Surprisingly, and on par with previous groups, the stimulus relief for these workers more than accounts for the deposit deficit.
Comparing the Impact: Healthcare Workers and First Responders
The population in Figure 4 was derived from analyzing payroll deposits into accounts for those who work in healthcare. Hospital, PCP, Pharmacy, and similar workers make up this population. These workers were highlighted because the assumption was that due to the essential nature of these professions, there would be less likelihood of considerable deposit deficits. The numbers support this hunch with no significant variation in non-stimulus deposit activity for this group. Further supporting this and by excluding stimulus-type deposits, average deposits were slightly higher in April of this year than last year.
However, it was surprising to see unemployment-type deposits for healthcare workers increase by 5,100% in April but again only representing one percent of total stimulus relief deposited.
Not unlike other populations described, those workers who have been deemed as essential and continue to go to work on a daily basis to help our country overcome this virus are experiencing a well-deserved surplus in deposits. They not only maintain their current income levels but also receive the positive impact of the stimulus.
This pandemic, and how it will impact our lives, businesses, and our collective future over the long-term, is difficult to predict. Each of us will have a unique perspective and story to tell as we will one day look back and reflect. By evaluating the impact of stimulus relief through a single lens and perspective of deposit activity, the resulting feelings for me are a mix of comfort, concern, and hope. In the near-term it is impressive and comforting that the stimulus impact is getting the job done. Concern festers because a huge majority of the deposit deficit makeup is credited to the lump sum stimulus checks and it is hard to imagine that will be replicated anytime soon. Hope is building for me because reopening is starting to take place for many states, which means some of our unemployed or furloughed population will be able to get back to work.
For financial institutions, this is a peek into the different realities being experienced by diverse populations. This view gives the institution clarity on customers likely in need of flexibility or consultation on financial wellness. It also reveals unique indicators of those customers worthy of taking measured risks on. Perhaps the traditional credit score approach to measuring loan risk should become less influential to the loan decision process.

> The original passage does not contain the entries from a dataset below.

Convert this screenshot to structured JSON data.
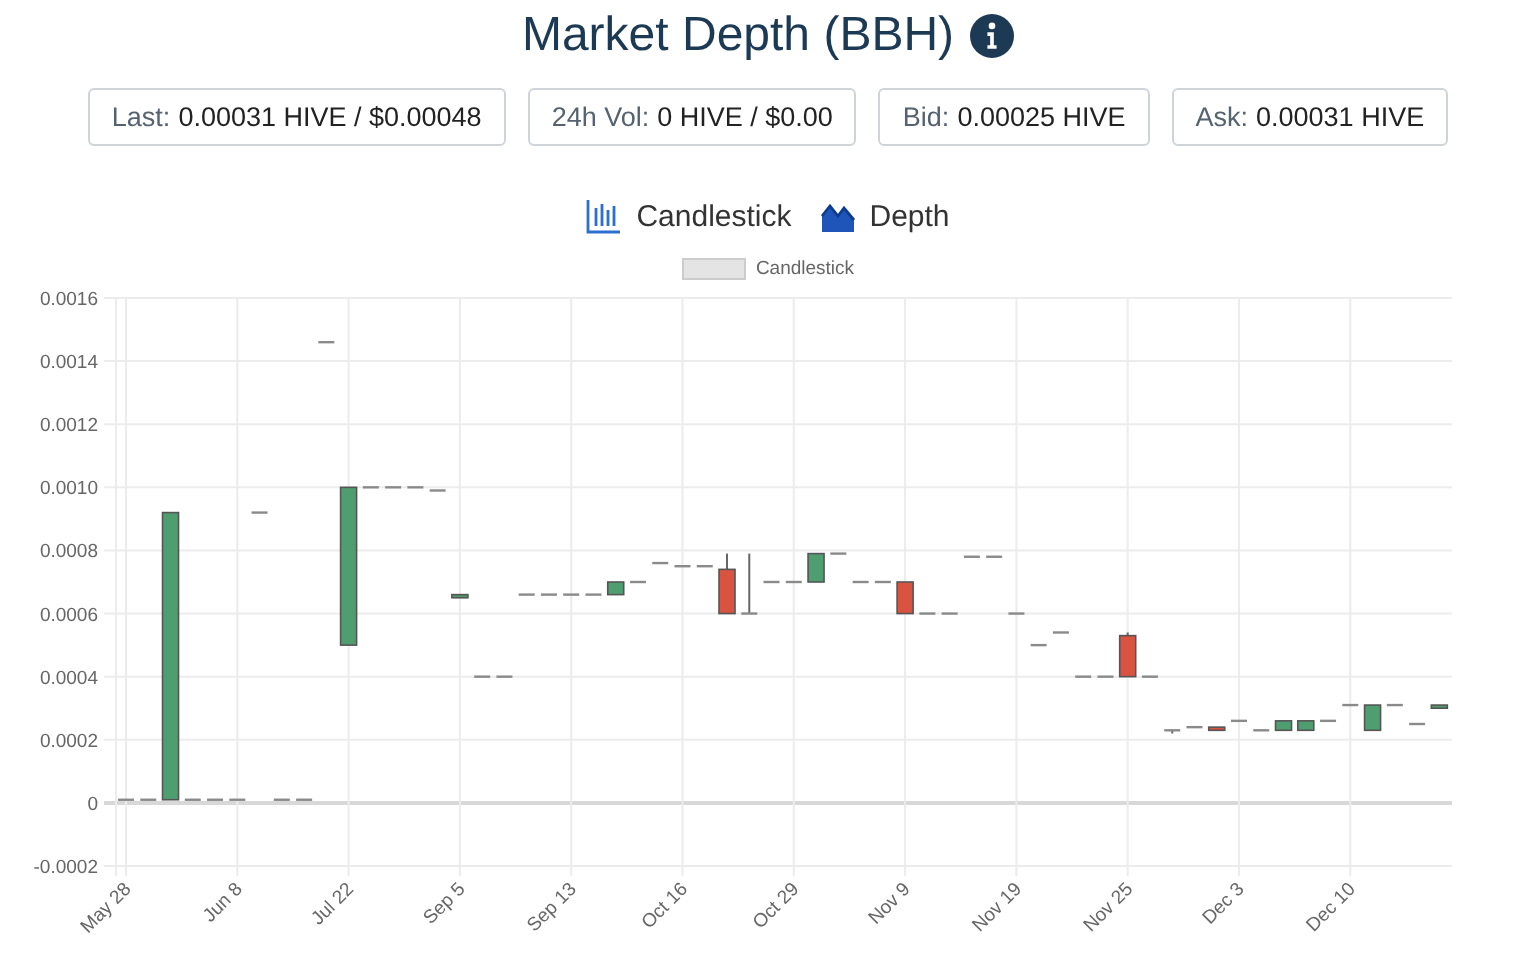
{
  "title": "Market Depth (BBH)",
  "stats": [
    {
      "label": "Last:",
      "value": "0.00031 HIVE / $0.00048"
    },
    {
      "label": "24h Vol:",
      "value": "0 HIVE / $0.00"
    },
    {
      "label": "Bid:",
      "value": "0.00025 HIVE"
    },
    {
      "label": "Ask:",
      "value": "0.00031 HIVE"
    }
  ],
  "chart_types": [
    {
      "kind": "candlestick",
      "label": "Candlestick"
    },
    {
      "kind": "depth",
      "label": "Depth"
    }
  ],
  "chart": {
    "chart_data": {
      "type": "candlestick",
      "grid": true,
      "categories": [
        "May 28",
        null,
        null,
        null,
        null,
        "Jun 8",
        null,
        null,
        null,
        null,
        "Jul 22",
        null,
        null,
        null,
        null,
        "Sep 5",
        null,
        null,
        null,
        null,
        "Sep 13",
        null,
        null,
        null,
        null,
        "Oct 16",
        null,
        null,
        null,
        null,
        "Oct 29",
        null,
        null,
        null,
        null,
        "Nov 9",
        null,
        null,
        null,
        null,
        "Nov 19",
        null,
        null,
        null,
        null,
        "Nov 25",
        null,
        null,
        null,
        null,
        "Dec 3",
        null,
        null,
        null,
        null,
        "Dec 10",
        null,
        null,
        null,
        null
      ],
      "ylim": [
        -0.0002,
        0.0016
      ],
      "yticks": [
        {
          "value": -0.0002,
          "label": "-0.0002"
        },
        {
          "value": 0,
          "label": "0"
        },
        {
          "value": 0.0002,
          "label": "0.0002"
        },
        {
          "value": 0.0004,
          "label": "0.0004"
        },
        {
          "value": 0.0006,
          "label": "0.0006"
        },
        {
          "value": 0.0008,
          "label": "0.0008"
        },
        {
          "value": 0.001,
          "label": "0.0010"
        },
        {
          "value": 0.0012,
          "label": "0.0012"
        },
        {
          "value": 0.0014,
          "label": "0.0014"
        },
        {
          "value": 0.0016,
          "label": "0.0016"
        }
      ],
      "series": [
        {
          "name": "Candlestick",
          "ohlc": [
            [
              1e-05,
              1e-05,
              1e-05,
              1e-05
            ],
            [
              1e-05,
              1e-05,
              1e-05,
              1e-05
            ],
            [
              1e-05,
              0.00092,
              1e-05,
              0.00092
            ],
            [
              1e-05,
              1e-05,
              1e-05,
              1e-05
            ],
            [
              1e-05,
              1e-05,
              1e-05,
              1e-05
            ],
            [
              1e-05,
              1e-05,
              1e-05,
              1e-05
            ],
            [
              0.00092,
              0.00092,
              0.00092,
              0.00092
            ],
            [
              1e-05,
              1e-05,
              1e-05,
              1e-05
            ],
            [
              1e-05,
              1e-05,
              1e-05,
              1e-05
            ],
            [
              0.00146,
              0.00146,
              0.00146,
              0.00146
            ],
            [
              0.0005,
              0.001,
              0.0005,
              0.001
            ],
            [
              0.001,
              0.001,
              0.001,
              0.001
            ],
            [
              0.001,
              0.001,
              0.001,
              0.001
            ],
            [
              0.001,
              0.001,
              0.001,
              0.001
            ],
            [
              0.00099,
              0.00099,
              0.00099,
              0.00099
            ],
            [
              0.00065,
              0.00066,
              0.00065,
              0.00066
            ],
            [
              0.0004,
              0.0004,
              0.0004,
              0.0004
            ],
            [
              0.0004,
              0.0004,
              0.0004,
              0.0004
            ],
            [
              0.00066,
              0.00066,
              0.00066,
              0.00066
            ],
            [
              0.00066,
              0.00066,
              0.00066,
              0.00066
            ],
            [
              0.00066,
              0.00066,
              0.00066,
              0.00066
            ],
            [
              0.00066,
              0.00066,
              0.00066,
              0.00066
            ],
            [
              0.00066,
              0.0007,
              0.00066,
              0.0007
            ],
            [
              0.0007,
              0.0007,
              0.0007,
              0.0007
            ],
            [
              0.00076,
              0.00076,
              0.00076,
              0.00076
            ],
            [
              0.00075,
              0.00075,
              0.00075,
              0.00075
            ],
            [
              0.00075,
              0.00075,
              0.00075,
              0.00075
            ],
            [
              0.00074,
              0.00079,
              0.0006,
              0.0006
            ],
            [
              0.0006,
              0.00079,
              0.0006,
              0.0006
            ],
            [
              0.0007,
              0.0007,
              0.0007,
              0.0007
            ],
            [
              0.0007,
              0.0007,
              0.0007,
              0.0007
            ],
            [
              0.0007,
              0.00079,
              0.0007,
              0.00079
            ],
            [
              0.00079,
              0.00079,
              0.00079,
              0.00079
            ],
            [
              0.0007,
              0.0007,
              0.0007,
              0.0007
            ],
            [
              0.0007,
              0.0007,
              0.0007,
              0.0007
            ],
            [
              0.0007,
              0.0007,
              0.0006,
              0.0006
            ],
            [
              0.0006,
              0.0006,
              0.0006,
              0.0006
            ],
            [
              0.0006,
              0.0006,
              0.0006,
              0.0006
            ],
            [
              0.00078,
              0.00078,
              0.00078,
              0.00078
            ],
            [
              0.00078,
              0.00078,
              0.00078,
              0.00078
            ],
            [
              0.0006,
              0.0006,
              0.0006,
              0.0006
            ],
            [
              0.0005,
              0.0005,
              0.0005,
              0.0005
            ],
            [
              0.00054,
              0.00054,
              0.00054,
              0.00054
            ],
            [
              0.0004,
              0.0004,
              0.0004,
              0.0004
            ],
            [
              0.0004,
              0.0004,
              0.0004,
              0.0004
            ],
            [
              0.00053,
              0.00054,
              0.0004,
              0.0004
            ],
            [
              0.0004,
              0.0004,
              0.0004,
              0.0004
            ],
            [
              0.00023,
              0.00023,
              0.00022,
              0.00023
            ],
            [
              0.00024,
              0.00024,
              0.00024,
              0.00024
            ],
            [
              0.00024,
              0.00024,
              0.00023,
              0.00023
            ],
            [
              0.00026,
              0.00026,
              0.00026,
              0.00026
            ],
            [
              0.00023,
              0.00023,
              0.00023,
              0.00023
            ],
            [
              0.00023,
              0.00026,
              0.00023,
              0.00026
            ],
            [
              0.00023,
              0.00026,
              0.00023,
              0.00026
            ],
            [
              0.00026,
              0.00026,
              0.00026,
              0.00026
            ],
            [
              0.00031,
              0.00031,
              0.00031,
              0.00031
            ],
            [
              0.00023,
              0.00031,
              0.00023,
              0.00031
            ],
            [
              0.00031,
              0.00031,
              0.00031,
              0.00031
            ],
            [
              0.00025,
              0.00025,
              0.00025,
              0.00025
            ],
            [
              0.0003,
              0.00031,
              0.0003,
              0.00031
            ]
          ]
        }
      ]
    }
  }
}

Timelines for social distancing and other protective measures continue to be a state-by-state decision. It is unlikely we will return to our normal lives all at once. Furthermore, some are reporting it could take up to 20 weeks for everyone to receive their complete stimulus relief and the unemployment story will continue to be told. This data will evolve and cede insight for weeks and months to come.